Prefabricated equipment shelters, referred to as Points of Presence or ‘PoPs’ are being placed in each of the five remote communities and Aroland and connected to the fibre optic backbone network. Each are is furnished with racks for network electronics, a cable management system, generator, batteries, climate control system, access control, monitoring and alarm notification system, and is connected to the community’s electric power system. Training of community members to operate and maintain systems and electronics in the PoPs will be essential to operation of the Rapid Lynx network. From each community PoP, a fibre-optic community distribution network will connect homes, businesses, schools, nurses station, medical clinic, mental health and treatment facilities, public safety and police stations, band offices, economic development sites and every other site important to the community. The distribution networks interconnect communities to the Rapid Lynx fibre-optic backbone and the Internet.
Once the backbone network and community distribution networks are complete and connected to optical access and backbone electronics in the community PoPs, the Rapid Lynx backbone network will be connected from Aroland to an ‘Internet Gateway’ at Ginoogaming. The Internet Gateway is an interconnection point with a national telecommunications carrier network that will carry Rapid Lynx traffic over fibre-optic cable to the global Internet backbone running through Canada at a network access point in Toronto. This will position Rapid Lynx only one fibre ‘hop-off’ of the global Internet backbone, allowing Rapid Lynx to purchase wholesale Internet service from any of hundreds of carriers interconnected in Toronto and obtain competitively priced service for Rapid Lynx communities. Connectivity to a global internet access point, like the Torix data center in Toronto, will allow the Matawa First Nations to use affordable and reliable ultra-high speed connectivity to promote economic development.

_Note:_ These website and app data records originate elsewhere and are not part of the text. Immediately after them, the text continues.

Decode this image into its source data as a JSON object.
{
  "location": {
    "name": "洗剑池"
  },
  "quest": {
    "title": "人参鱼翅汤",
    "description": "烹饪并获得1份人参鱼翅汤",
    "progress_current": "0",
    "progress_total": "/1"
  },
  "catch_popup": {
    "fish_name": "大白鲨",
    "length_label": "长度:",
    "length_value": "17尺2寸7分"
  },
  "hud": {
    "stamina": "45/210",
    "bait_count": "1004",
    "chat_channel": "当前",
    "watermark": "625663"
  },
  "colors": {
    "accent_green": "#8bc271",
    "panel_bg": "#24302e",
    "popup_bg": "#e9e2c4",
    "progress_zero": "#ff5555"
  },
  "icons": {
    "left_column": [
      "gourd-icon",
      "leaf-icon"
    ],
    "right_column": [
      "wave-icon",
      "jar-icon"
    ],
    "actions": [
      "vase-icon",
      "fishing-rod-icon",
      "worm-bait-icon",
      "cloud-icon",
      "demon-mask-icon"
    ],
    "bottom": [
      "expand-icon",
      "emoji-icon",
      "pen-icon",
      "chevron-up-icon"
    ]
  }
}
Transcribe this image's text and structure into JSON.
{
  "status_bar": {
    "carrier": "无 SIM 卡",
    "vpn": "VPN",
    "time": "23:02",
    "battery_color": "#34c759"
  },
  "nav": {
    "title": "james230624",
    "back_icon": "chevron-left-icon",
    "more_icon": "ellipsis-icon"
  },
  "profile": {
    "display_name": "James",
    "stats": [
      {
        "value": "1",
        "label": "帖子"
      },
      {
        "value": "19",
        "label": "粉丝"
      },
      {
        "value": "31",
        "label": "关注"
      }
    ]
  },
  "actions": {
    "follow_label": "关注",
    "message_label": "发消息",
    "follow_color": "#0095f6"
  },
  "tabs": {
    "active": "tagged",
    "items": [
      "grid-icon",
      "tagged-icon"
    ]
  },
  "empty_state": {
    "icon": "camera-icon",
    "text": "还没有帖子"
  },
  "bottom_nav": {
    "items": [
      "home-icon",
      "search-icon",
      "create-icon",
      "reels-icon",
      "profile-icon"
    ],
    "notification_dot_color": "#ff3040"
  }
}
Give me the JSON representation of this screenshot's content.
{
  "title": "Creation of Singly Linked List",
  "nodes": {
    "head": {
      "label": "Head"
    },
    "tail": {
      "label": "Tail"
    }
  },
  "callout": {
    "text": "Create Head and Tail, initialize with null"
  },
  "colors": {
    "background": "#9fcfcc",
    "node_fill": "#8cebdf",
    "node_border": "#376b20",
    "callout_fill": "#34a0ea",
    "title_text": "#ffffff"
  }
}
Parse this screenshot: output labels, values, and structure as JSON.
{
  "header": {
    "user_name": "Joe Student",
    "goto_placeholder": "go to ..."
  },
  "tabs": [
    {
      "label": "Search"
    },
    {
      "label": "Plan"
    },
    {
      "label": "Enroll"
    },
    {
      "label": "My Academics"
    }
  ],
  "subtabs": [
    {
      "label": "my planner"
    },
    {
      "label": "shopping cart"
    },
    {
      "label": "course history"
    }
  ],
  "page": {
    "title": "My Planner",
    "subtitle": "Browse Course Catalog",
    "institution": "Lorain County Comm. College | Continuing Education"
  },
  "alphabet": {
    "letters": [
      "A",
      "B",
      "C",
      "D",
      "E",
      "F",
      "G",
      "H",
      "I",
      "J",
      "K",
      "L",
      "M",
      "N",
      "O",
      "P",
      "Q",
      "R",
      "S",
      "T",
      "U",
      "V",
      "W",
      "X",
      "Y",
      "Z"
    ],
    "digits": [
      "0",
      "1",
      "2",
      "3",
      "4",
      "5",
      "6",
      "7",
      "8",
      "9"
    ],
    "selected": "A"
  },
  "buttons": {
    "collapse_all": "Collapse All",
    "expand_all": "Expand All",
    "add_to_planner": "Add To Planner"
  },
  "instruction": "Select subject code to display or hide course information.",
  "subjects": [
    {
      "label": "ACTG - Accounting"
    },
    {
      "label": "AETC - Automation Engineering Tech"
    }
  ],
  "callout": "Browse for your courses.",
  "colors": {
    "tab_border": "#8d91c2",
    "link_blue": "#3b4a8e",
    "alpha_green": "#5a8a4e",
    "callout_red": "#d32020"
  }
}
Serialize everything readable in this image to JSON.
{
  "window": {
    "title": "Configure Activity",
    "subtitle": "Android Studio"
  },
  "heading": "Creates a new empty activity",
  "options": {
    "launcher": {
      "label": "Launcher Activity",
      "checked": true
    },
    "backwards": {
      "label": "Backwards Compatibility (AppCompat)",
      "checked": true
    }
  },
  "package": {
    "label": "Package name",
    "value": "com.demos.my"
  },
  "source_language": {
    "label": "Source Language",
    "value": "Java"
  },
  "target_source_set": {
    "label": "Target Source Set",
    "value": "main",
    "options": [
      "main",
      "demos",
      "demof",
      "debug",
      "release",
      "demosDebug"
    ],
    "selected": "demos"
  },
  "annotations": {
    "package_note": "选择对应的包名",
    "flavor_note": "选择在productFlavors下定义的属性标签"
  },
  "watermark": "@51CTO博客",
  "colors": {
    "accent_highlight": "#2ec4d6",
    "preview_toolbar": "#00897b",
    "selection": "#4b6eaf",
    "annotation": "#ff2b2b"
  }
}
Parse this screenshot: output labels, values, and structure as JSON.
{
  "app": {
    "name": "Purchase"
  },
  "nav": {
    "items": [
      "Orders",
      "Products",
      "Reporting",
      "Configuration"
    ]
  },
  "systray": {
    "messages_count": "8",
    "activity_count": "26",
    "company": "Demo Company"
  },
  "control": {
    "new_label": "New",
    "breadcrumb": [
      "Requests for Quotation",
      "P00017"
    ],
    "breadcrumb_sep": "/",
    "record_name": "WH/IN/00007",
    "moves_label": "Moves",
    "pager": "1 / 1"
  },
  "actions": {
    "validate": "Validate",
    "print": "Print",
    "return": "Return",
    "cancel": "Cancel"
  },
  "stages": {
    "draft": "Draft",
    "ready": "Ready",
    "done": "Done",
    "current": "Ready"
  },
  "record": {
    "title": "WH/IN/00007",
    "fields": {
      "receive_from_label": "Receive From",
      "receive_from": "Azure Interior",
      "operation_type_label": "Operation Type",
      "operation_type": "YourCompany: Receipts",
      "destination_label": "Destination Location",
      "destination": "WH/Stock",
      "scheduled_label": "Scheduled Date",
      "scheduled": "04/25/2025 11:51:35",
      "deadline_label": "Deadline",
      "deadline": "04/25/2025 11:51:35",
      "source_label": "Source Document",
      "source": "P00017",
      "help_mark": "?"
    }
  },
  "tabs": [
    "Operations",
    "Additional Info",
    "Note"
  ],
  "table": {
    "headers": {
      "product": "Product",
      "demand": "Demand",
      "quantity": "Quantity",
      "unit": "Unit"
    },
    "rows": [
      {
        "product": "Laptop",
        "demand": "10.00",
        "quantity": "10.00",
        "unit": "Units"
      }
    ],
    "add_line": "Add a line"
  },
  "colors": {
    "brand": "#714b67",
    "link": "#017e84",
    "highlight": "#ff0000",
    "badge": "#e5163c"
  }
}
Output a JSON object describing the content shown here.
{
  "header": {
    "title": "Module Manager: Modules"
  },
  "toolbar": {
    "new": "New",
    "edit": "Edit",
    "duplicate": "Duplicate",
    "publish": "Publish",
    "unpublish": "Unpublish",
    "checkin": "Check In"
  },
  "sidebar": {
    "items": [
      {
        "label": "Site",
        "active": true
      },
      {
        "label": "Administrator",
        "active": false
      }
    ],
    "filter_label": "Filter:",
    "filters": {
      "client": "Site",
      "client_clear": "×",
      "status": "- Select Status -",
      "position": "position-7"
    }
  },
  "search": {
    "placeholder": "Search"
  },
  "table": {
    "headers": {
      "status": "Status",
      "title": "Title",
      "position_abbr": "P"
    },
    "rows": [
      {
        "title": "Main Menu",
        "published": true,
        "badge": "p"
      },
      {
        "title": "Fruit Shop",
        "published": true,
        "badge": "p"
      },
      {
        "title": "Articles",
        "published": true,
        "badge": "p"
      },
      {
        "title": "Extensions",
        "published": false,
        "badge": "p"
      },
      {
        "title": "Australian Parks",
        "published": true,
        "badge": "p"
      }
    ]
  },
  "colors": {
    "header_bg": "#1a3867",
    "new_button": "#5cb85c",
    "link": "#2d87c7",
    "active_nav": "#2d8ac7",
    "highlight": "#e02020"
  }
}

The laser beams carry internet traffic between Rapid Lynx subscribers and over 4 billion people online at near light speed. The speed of light in space is about 299,792 kilometers per second. Light travels more slowly on earth due to earth’s atmosphere and weather, but Rapid Lynx laser beams still travel FAST! ‘Gigabit’ laser beams traveling through Rapid Lynx fiber can carry 1 billion bits of data, text, voice, video, images, audio, games and thousands of internet applications to and from Rapid Lynx subscribers from any location in the world in only 1 second. Rapid Lynx backbone lasers can carry 10 Gigabits, or 10 billion bits per second, and can be scaled up to 100 gigabits or 100 billion bits per second.
Aroland, Constance Lake, Ginoogaming, and Long Lake #58 First Nations
Matawa Chiefs Council mandate provided to extend long-haul fibre network
Provincial and federal grant submissions made
The Rapid Lynx network will be expanded to the four road-access Matawa First Nations in a second phase as additional grant funds are awarded. Matawa First Nations Management applied for grant funding for Rapid Lynx Phase 2 from Ontario’s Infrastructure Ministry and ISED’s Universal Broadband Fund in two stages in 2020 and 2021 and is awaiting a final decision by Ontario and Canada.